# Input for this task:

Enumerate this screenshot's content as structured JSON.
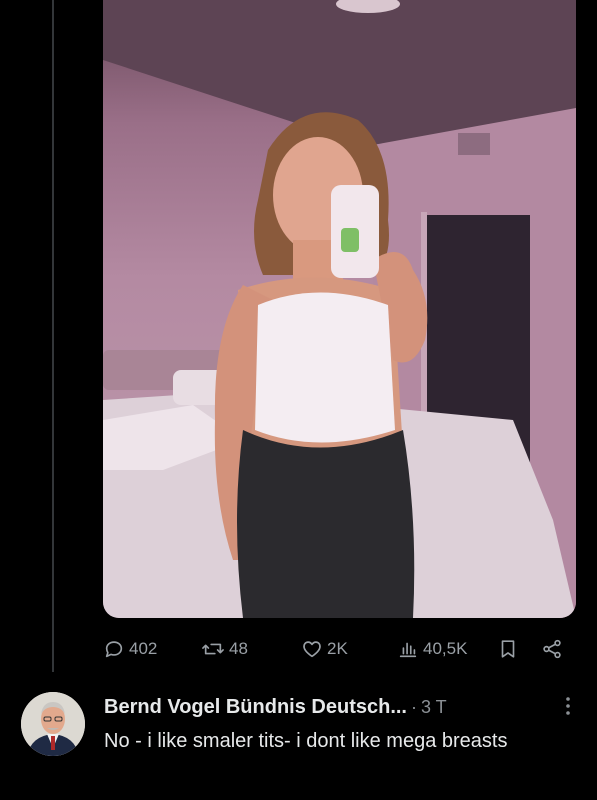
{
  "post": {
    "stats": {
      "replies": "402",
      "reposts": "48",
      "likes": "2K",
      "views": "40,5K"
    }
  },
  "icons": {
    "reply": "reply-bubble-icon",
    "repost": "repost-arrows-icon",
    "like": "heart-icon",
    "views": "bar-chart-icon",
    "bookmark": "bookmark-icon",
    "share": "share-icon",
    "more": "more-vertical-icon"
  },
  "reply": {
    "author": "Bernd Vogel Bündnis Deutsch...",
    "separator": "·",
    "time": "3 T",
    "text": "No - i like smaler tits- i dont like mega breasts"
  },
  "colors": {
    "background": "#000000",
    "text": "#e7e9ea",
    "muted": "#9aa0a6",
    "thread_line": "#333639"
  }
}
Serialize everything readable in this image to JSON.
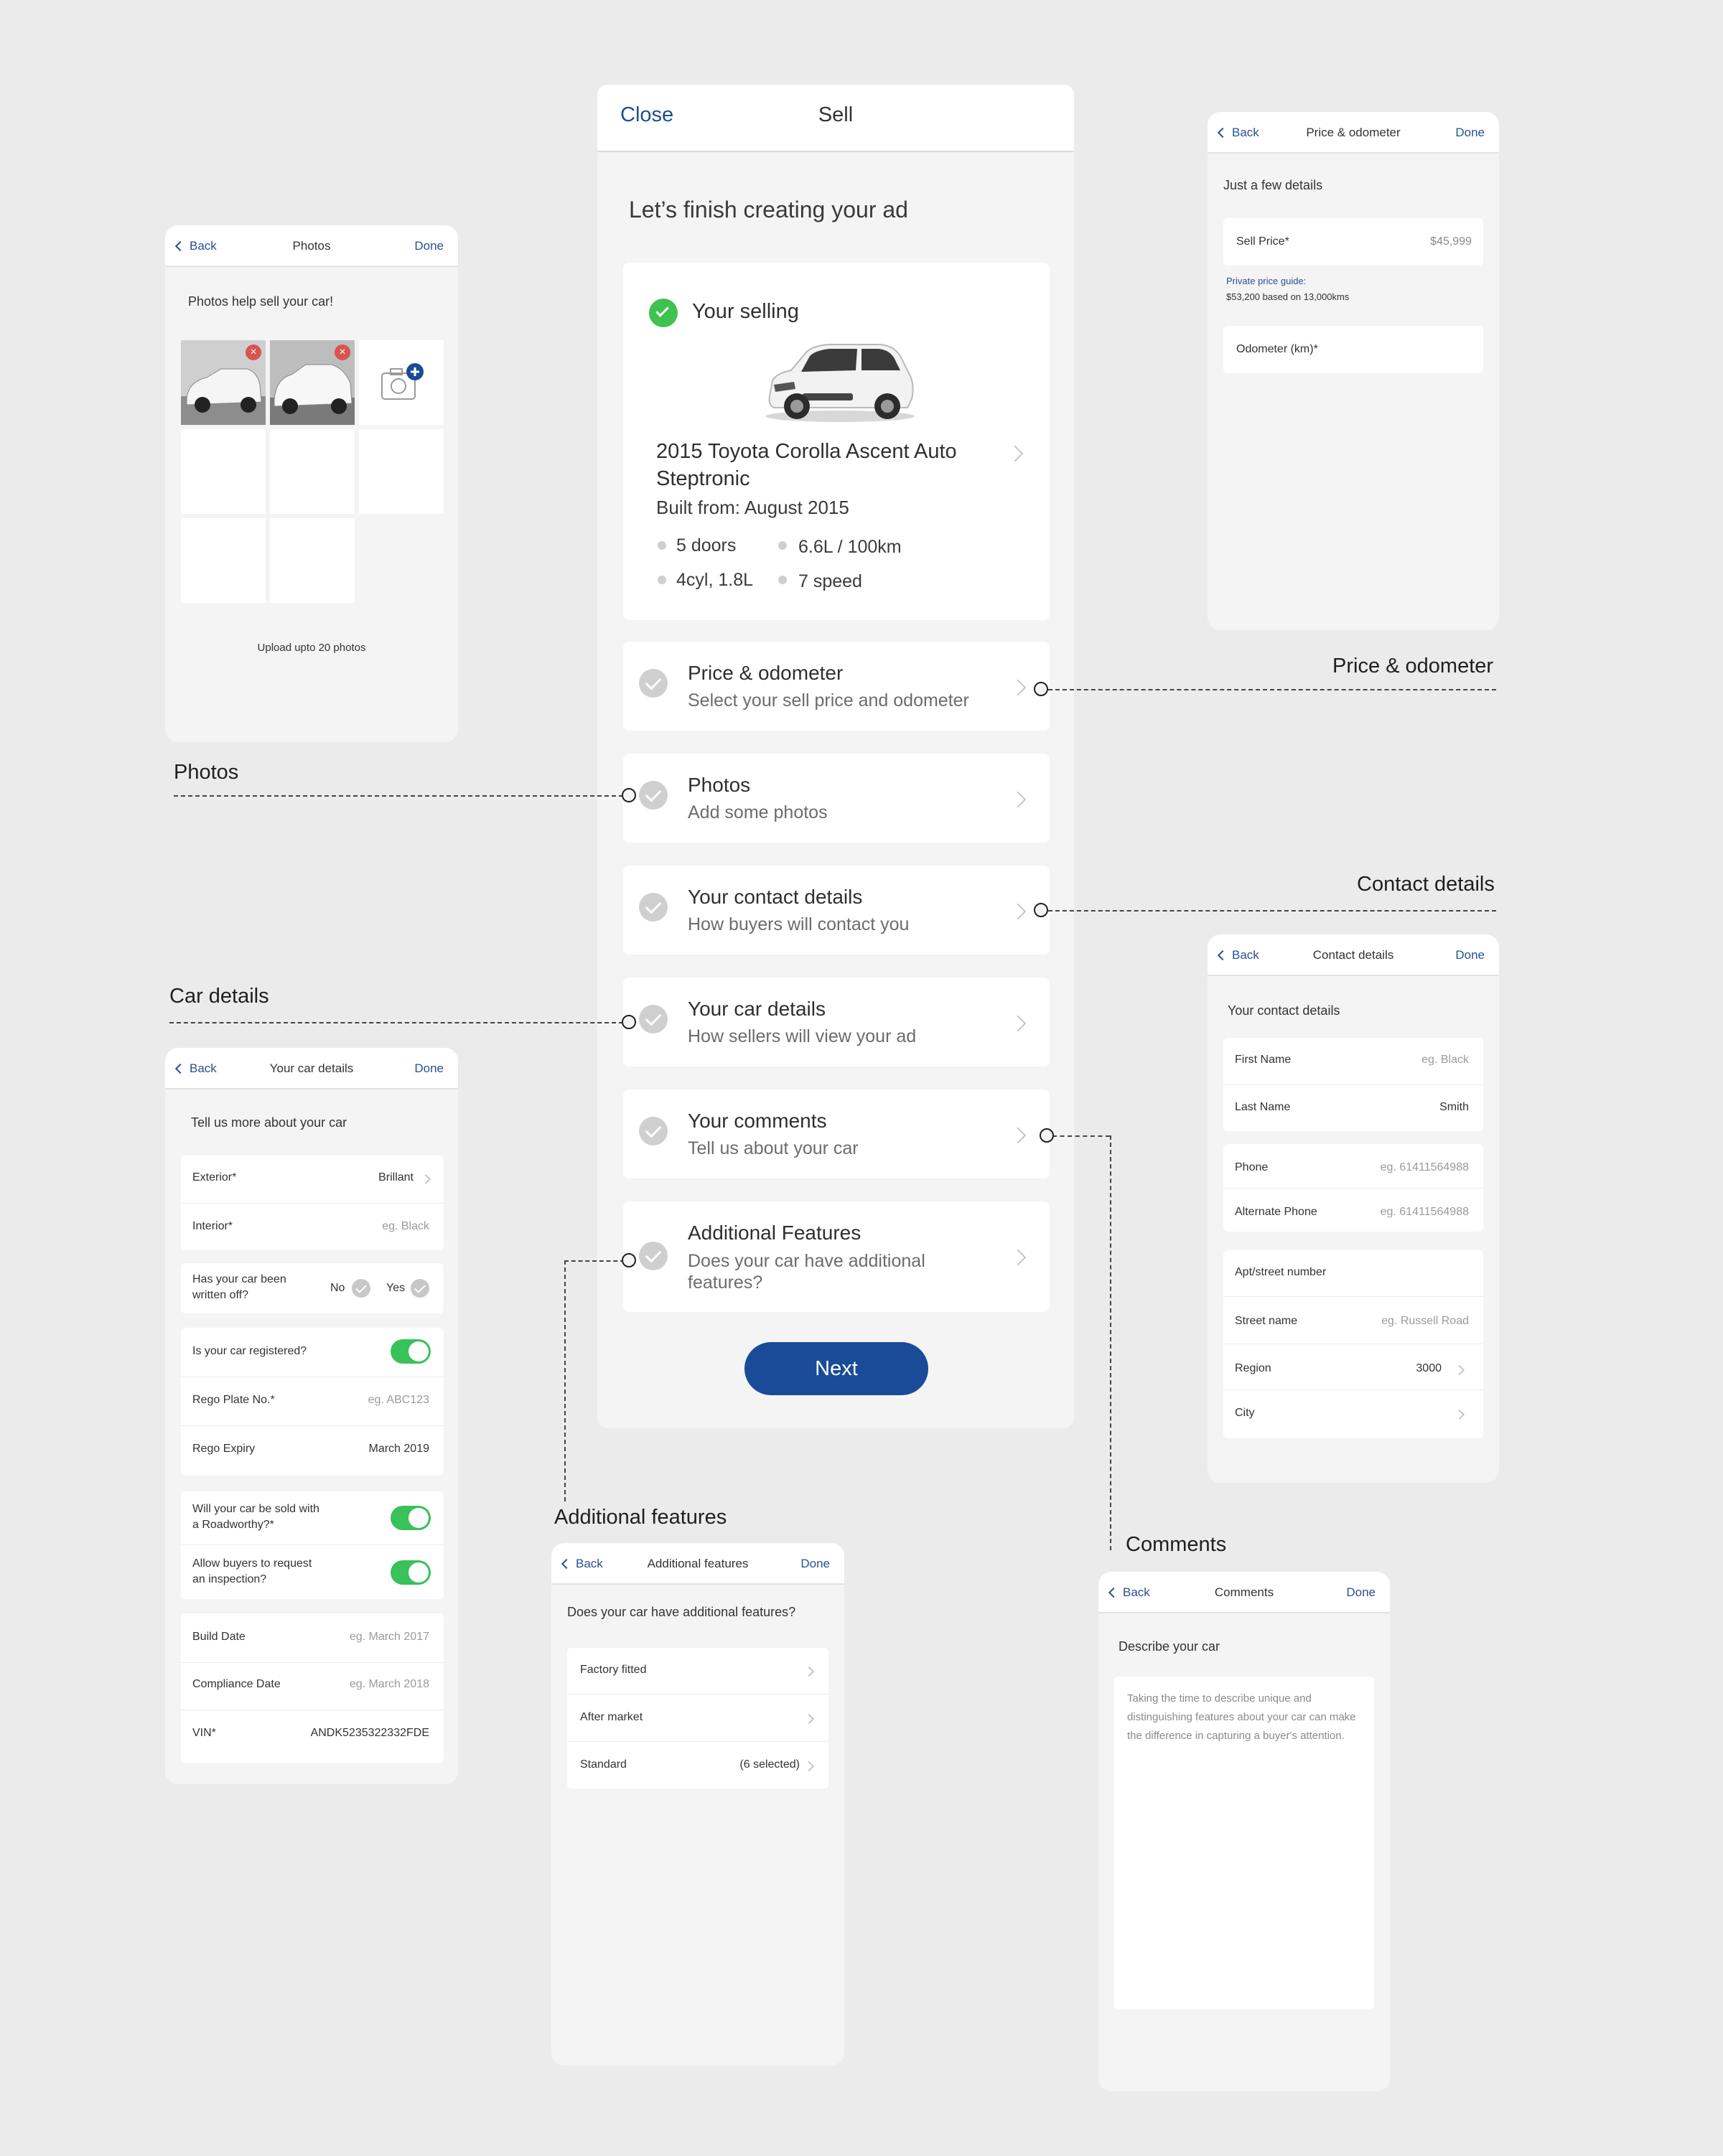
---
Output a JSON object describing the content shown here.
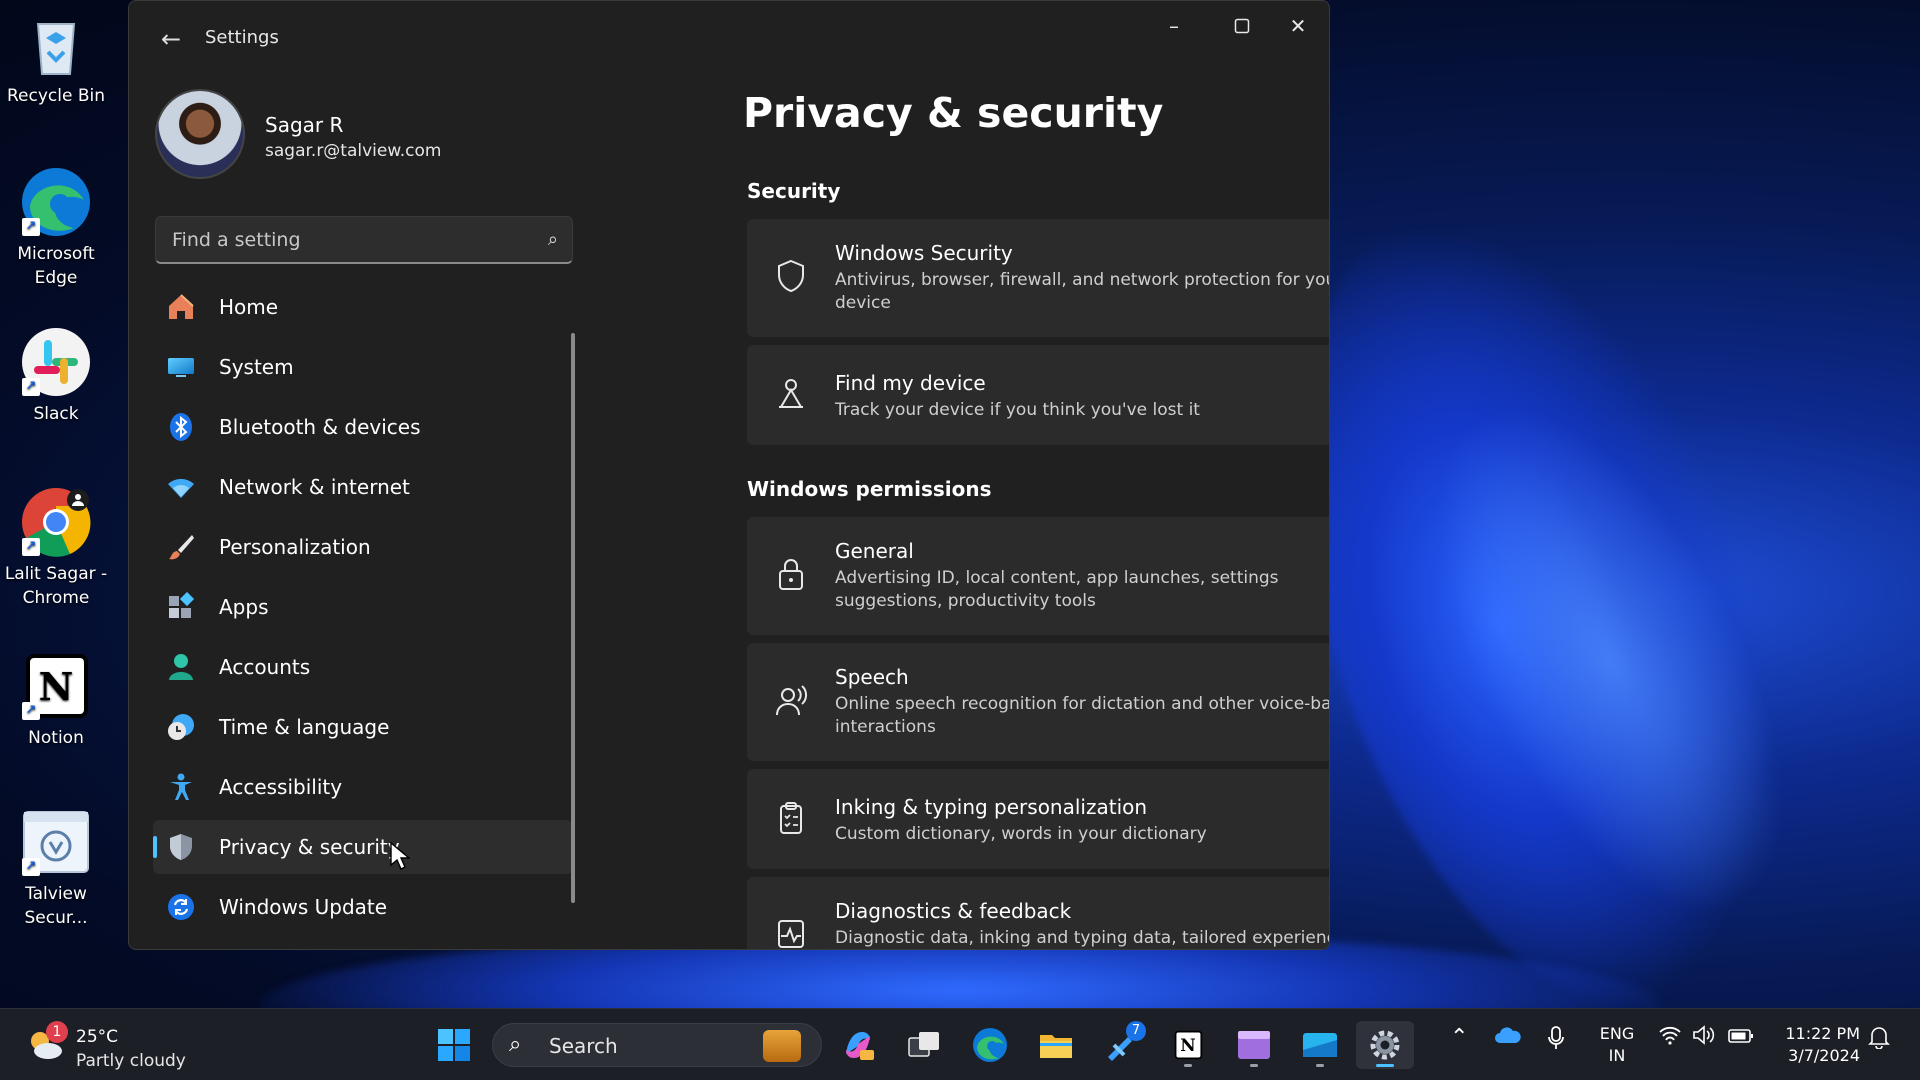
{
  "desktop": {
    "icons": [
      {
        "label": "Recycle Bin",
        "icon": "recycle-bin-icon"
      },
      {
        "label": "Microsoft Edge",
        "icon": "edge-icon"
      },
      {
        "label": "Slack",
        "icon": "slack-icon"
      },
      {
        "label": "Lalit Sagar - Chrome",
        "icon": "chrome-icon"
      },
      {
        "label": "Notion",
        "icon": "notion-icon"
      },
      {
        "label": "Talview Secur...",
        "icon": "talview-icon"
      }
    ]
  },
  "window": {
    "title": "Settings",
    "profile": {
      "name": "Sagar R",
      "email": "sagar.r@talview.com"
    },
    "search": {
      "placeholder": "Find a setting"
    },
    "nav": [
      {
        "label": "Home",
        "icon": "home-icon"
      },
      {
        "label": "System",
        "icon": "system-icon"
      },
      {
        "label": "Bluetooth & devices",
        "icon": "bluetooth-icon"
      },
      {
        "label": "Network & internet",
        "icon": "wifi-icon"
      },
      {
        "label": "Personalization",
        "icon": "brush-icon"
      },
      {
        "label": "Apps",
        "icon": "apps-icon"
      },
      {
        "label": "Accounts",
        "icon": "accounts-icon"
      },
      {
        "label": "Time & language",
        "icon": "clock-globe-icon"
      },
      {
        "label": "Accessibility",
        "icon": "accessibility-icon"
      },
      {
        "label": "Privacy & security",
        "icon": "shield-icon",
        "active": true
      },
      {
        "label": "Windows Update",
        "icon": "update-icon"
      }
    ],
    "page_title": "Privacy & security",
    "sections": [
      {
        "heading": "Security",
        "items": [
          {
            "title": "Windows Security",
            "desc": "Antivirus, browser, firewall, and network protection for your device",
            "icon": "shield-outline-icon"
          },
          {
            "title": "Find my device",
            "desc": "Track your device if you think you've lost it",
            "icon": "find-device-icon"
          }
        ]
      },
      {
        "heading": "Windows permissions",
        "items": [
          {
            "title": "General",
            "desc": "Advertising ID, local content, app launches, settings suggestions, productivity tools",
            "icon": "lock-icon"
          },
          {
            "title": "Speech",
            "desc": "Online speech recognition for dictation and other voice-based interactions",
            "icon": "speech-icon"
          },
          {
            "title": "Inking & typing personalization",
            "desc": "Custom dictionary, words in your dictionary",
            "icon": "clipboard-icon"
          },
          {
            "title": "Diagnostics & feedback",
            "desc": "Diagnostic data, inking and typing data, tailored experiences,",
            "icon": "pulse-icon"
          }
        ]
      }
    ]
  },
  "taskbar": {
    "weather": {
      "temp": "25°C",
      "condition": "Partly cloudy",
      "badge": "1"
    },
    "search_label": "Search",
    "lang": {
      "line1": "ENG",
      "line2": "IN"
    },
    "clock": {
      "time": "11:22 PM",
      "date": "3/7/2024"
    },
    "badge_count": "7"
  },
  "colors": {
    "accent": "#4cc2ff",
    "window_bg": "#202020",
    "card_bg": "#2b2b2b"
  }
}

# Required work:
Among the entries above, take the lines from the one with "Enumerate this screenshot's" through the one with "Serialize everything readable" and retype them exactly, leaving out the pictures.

# Answer box:
Enumerate this screenshot's content as structured JSON.
{
  "post": {
    "stats": {
      "replies": "402",
      "reposts": "48",
      "likes": "2K",
      "views": "40,5K"
    }
  },
  "icons": {
    "reply": "reply-bubble-icon",
    "repost": "repost-arrows-icon",
    "like": "heart-icon",
    "views": "bar-chart-icon",
    "bookmark": "bookmark-icon",
    "share": "share-icon",
    "more": "more-vertical-icon"
  },
  "reply": {
    "author": "Bernd Vogel Bündnis Deutsch...",
    "separator": "·",
    "time": "3 T",
    "text": "No - i like smaler tits- i dont like mega breasts"
  },
  "colors": {
    "background": "#000000",
    "text": "#e7e9ea",
    "muted": "#9aa0a6",
    "thread_line": "#333639"
  }
}
Serialize everything readable in this image to JSON.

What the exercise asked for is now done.